Having trodden the time-honoured path from shopfloor to boardroom, M&S chief executive Steve Rowe won’t have taken the decision to close stores lightly.

However he’s pinning his hopes on the belief that shuttering 30 out of 304 full-line UK branches and, more importantly, a wider reconfiguration of space will result in an overall proposition that better caters for shoppers.

Over the next five years, store space devoted to the clothing and home categories will be cut by 10%.

There will be 60 fewer full-line branches as some are downsized or converted to Simply Food.

In the end, it’s not so much how many stores M&S has that will matter, but how well those shops serve their purpose.

Out go the brands

So what will the consumer find in M&S full-line branches in the coming years?

Well, out go sub-brands Indigo, Collezione and North Coast.

That makes sense. The retailer has suffered from an overabundance of insufficiently distinct labels that have meant more to the buyers than to customers.

Stores are being overhauled to make them easier to shop.

Instead of being displayed according to that plethora of brands, product is being put together according to category.

That, combined with a 10% reduction in the number of clothing lines, is more likely to create a sale than the confusion that the brand approach sometimes brought.

Customers are also more likely to be able to find what they’re looking for – availability has been improved and some sales uplifts are already coming through.

And shoppers are likely to find better value than in the past.

Sharper pricing, especially at the lower end, has already delivered some volume increases and full-price sales have been trending upwards.

Food may not happen simply

All this would make you think that the future’s so bright Rowe’s gotta wear shades.

But that remains far from the case.

Ultimately M&S’s success will depend on whether it can realise its ambition of “delivering contemporary wearable style and being famous for quality wardrobe essentials”.

That’s easier said than done, particularly because of the increased choice available to shoppers, including the rise of online.

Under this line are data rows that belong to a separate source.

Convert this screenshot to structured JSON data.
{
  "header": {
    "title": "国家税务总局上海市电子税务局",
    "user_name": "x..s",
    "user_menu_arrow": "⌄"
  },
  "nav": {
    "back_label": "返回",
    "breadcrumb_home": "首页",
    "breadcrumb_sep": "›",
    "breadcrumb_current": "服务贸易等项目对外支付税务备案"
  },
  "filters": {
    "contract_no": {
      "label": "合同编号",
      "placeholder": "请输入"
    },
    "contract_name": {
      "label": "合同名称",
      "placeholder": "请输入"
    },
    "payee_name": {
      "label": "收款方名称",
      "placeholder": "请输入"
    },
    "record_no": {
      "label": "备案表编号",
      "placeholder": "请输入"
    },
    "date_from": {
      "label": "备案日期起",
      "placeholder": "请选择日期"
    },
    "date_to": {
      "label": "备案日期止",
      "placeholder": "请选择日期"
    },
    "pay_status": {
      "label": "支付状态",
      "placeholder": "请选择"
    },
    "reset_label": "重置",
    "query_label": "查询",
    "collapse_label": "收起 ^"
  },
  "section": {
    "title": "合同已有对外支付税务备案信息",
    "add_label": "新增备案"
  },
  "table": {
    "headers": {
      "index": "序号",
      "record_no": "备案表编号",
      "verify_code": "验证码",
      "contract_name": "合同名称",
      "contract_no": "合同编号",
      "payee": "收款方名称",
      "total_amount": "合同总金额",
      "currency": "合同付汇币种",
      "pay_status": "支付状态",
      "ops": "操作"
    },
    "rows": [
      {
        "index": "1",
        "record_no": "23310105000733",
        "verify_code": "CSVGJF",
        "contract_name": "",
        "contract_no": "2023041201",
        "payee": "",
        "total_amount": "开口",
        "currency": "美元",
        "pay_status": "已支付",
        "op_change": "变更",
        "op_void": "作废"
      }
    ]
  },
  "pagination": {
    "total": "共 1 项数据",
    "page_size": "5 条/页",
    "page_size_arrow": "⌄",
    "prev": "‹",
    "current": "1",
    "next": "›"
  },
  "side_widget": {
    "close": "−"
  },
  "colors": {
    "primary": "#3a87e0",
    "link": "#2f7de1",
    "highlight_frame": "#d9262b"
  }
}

The growth of ecommerce remains a big challenge to M&S and show why it’s so vital that it gets its house in order.

The retailer’s online sales were flat in the first half.

“Branch closures at home, about-turns in overseas markets and a continued sales decline in clothing and home are hardly the stuff that retail dreams are made of”

They have to improve to reflect shopper habits, and the lacklustre showing surely reflects the fact that M&S’s clothing is not yet hitting the mark.

And the focus on food space may not be without challenges.

Food is lower margin than fashion.

M&S’s food sales edged down like-for-like, although they grew strongly in total.

It will require careful management to ensure that food profitably compensates for the loss of general merchandise space.

Last week I wrote in this column that few sparks were to be expected from M&S’s update. That’s proved to be the case.

Branch closures at home, about-turns in overseas markets and a continued sales decline in clothing and home are hardly the stuff that retail dreams are made of.

However Rowe has set his destination and mapped out the route he intends to take.

Like predecessor Marc Bolland, Rowe is on a journey. Let’s hope it’s a more direct route to renewal.